** Exercise prompt **
Wherever the word "icon" appears in a line of the records, copy that line.

(Data records)
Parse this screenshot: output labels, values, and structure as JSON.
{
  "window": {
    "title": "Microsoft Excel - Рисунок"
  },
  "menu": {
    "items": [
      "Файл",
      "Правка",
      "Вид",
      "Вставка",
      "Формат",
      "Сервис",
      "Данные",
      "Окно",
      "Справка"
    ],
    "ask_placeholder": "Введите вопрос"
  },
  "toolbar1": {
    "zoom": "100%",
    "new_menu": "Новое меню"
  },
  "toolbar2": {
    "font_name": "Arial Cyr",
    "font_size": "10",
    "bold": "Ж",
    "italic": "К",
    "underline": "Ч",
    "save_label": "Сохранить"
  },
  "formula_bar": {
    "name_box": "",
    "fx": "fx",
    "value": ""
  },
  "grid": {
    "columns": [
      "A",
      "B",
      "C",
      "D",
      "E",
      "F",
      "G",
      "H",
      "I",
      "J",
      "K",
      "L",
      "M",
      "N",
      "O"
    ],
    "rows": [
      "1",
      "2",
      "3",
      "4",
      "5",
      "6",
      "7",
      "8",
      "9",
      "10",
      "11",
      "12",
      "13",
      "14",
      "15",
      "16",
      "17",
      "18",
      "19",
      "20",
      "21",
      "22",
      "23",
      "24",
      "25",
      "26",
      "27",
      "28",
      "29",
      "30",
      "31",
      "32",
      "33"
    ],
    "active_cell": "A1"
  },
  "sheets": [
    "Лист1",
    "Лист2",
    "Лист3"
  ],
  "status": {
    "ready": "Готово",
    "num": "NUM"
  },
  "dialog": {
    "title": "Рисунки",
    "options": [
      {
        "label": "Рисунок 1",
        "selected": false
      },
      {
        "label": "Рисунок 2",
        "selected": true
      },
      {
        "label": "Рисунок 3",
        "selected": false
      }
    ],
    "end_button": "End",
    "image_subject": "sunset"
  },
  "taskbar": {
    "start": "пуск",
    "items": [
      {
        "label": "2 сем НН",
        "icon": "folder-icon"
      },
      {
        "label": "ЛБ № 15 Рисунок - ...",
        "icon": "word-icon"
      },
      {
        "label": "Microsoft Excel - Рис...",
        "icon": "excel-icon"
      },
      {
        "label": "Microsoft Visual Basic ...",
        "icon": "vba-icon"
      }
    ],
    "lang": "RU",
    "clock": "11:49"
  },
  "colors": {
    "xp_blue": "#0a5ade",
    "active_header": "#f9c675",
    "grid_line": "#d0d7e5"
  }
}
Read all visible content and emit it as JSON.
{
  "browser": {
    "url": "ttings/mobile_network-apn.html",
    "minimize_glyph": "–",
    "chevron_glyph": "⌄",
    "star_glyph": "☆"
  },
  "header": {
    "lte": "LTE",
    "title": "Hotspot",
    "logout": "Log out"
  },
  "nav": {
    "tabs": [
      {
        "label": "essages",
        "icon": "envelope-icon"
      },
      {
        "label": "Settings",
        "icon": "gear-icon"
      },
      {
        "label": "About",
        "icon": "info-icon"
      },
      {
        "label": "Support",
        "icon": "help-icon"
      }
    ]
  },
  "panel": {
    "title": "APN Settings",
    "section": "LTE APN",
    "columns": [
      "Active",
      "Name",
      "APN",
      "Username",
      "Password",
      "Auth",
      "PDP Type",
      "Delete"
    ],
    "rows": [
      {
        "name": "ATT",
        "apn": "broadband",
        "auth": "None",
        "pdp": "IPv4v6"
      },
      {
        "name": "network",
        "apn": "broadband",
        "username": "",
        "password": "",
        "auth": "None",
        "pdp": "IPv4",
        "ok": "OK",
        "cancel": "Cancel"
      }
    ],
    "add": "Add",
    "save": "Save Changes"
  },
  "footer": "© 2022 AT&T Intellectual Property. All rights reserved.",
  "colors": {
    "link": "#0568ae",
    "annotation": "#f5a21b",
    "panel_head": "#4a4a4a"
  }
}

** Task output **
        "icon": "folder-icon"
        "icon": "word-icon"
        "icon": "excel-icon"
        "icon": "vba-icon"
        "icon": "envelope-icon"
        "icon": "gear-icon"
        "icon": "info-icon"
        "icon": "help-icon"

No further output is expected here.